Show each line of the data below that has the string "Start" in it.

Data under study:
______

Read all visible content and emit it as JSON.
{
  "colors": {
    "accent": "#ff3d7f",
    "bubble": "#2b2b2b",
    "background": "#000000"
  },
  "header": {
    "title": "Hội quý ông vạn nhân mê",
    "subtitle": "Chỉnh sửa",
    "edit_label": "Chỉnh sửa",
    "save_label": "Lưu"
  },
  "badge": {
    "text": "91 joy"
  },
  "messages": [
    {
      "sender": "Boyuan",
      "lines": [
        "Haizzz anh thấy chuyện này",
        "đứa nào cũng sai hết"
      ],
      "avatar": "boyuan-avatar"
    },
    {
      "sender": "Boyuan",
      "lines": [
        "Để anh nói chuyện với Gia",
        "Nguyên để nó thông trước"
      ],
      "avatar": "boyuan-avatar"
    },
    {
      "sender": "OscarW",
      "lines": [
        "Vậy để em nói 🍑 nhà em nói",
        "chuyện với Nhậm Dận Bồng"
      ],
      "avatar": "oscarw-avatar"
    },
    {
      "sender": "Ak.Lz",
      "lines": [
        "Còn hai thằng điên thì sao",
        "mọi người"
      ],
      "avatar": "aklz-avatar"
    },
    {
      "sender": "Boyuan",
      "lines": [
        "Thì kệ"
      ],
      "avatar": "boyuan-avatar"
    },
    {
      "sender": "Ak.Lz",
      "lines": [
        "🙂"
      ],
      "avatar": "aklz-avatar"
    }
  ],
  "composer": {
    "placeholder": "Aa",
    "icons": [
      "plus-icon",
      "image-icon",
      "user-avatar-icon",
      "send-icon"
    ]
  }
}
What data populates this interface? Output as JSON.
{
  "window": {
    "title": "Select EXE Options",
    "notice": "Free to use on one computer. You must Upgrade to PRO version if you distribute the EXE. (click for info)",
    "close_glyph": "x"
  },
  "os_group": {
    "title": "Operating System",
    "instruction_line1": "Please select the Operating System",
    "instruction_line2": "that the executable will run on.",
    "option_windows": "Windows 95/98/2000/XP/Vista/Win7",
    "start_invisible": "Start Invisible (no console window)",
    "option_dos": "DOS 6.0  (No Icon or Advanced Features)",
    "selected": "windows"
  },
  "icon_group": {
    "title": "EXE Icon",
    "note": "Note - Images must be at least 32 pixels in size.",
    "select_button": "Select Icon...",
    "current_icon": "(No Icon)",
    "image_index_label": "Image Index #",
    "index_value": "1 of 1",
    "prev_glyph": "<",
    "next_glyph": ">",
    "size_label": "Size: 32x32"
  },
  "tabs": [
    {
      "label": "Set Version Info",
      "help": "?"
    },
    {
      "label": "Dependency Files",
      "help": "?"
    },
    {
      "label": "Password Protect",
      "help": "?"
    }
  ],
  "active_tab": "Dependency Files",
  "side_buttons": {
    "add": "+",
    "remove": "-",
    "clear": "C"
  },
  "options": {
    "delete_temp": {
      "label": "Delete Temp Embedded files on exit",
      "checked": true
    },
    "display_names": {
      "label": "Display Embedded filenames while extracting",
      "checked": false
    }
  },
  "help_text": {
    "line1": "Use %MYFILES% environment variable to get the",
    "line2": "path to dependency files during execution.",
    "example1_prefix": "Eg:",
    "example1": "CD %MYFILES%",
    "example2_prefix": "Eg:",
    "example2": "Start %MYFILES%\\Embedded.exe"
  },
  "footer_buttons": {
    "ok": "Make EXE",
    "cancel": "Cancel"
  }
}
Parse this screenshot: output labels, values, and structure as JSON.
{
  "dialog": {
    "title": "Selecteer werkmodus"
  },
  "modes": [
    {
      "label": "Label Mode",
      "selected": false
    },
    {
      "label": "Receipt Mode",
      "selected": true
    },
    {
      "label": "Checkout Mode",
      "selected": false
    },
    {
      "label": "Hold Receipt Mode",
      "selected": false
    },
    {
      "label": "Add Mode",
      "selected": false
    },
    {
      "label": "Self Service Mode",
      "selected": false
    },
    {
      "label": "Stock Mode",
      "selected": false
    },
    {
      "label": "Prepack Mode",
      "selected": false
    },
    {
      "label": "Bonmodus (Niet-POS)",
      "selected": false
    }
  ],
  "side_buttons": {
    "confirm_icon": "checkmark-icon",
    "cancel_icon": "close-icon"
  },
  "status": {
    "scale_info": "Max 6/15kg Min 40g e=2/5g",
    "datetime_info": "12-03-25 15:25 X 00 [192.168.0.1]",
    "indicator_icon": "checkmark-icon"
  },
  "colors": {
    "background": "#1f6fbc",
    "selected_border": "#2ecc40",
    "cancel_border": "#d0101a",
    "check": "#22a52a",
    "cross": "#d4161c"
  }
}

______

Response to the exercise:
    "start_invisible": "Start Invisible (no console window)",
    "example2": "Start %MYFILES%\\Embedded.exe"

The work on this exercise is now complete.